Additional research for Social Science #3

Summer 2008

Michelle Wolkomir
(Vita)

This additional funding will allow Dr. Wolkomir and Michelle Holt, student researcher, to survey individuals on valued ideas. Most people, and certainly most scholars, understand how powerfully ideas guide human behavior. Ideas are influential because they provide a framework for interpreting events and are linked to emotions and to self-concept. Valued ideas, and the actions predicated on them, can make us feel like good or bad people, inspiring a range of feelings and psychological states. For this reason, people often resist changing ideas that make them feel good or that enhance their self-worth. Social change, however, often requires that people alter valued ways of thinking, and understanding how and when they are willing and able to do so is therefore a critical sociological task. Using in-depth interviews with 20 members of a Unitarian Universalist Church, this study examines how and when people engage in these kinds of ideological shifts, paying close attention to how ideas can be reshaped within a belief system as opposed to rejecting or switching belief systems entirely. We will also pay close attention to the gender dynamics of shifting ideologies to explore whether and how the process of ideological shifting might vary for men and women. In doing so, we hope to develop theoretical insights into how ideas are changed (but not discarded or invented) and how this process of change may be impacted by social (gender) status.

Centenary Research Professorship in Social Science #5/ Research #14

Summer 2011

Michelle Wolkomir

See above - Social Science #3.

Centenary Research Professorship in Social Science #6/ Research #15

Summer 2010

Joshua Lawrence &
(Vita)
Scott Chirhart
(Vita)

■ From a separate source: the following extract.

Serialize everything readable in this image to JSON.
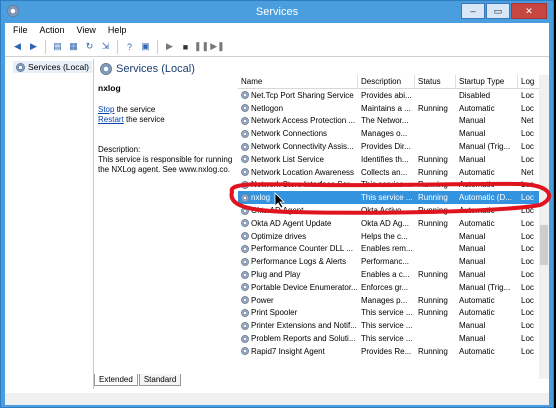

Funded in 1995, this professorship will allow the professor to involve students in research throughout the year as a part of their course work, including the summer, in an ongoing research project. In collaboration with student coworkers, Dr. Lawrence is developing and studying transition metal reagents for perfluoroalkylation of aromatic compounds. They have demonstrated that Fe(CnF2n+1)(I)(CO)4 compounds react with silver trifluoroacetate to transfer the perfluoroalkyl group to a broad range of aromatic compounds in reasonable yields. They have prepared perfluorobutyl analogues of ibuprofen and are collaborating with faculty members in Centenary’s Department of Biology to test these compounds in a live animal model. For the last three years, Dr. Lawrence and his research students (most recently Rebecca McMahen and Kathryn Craigo) have presented their finding at American Chemical Society National Meetings.

Last updated May 22, 2012.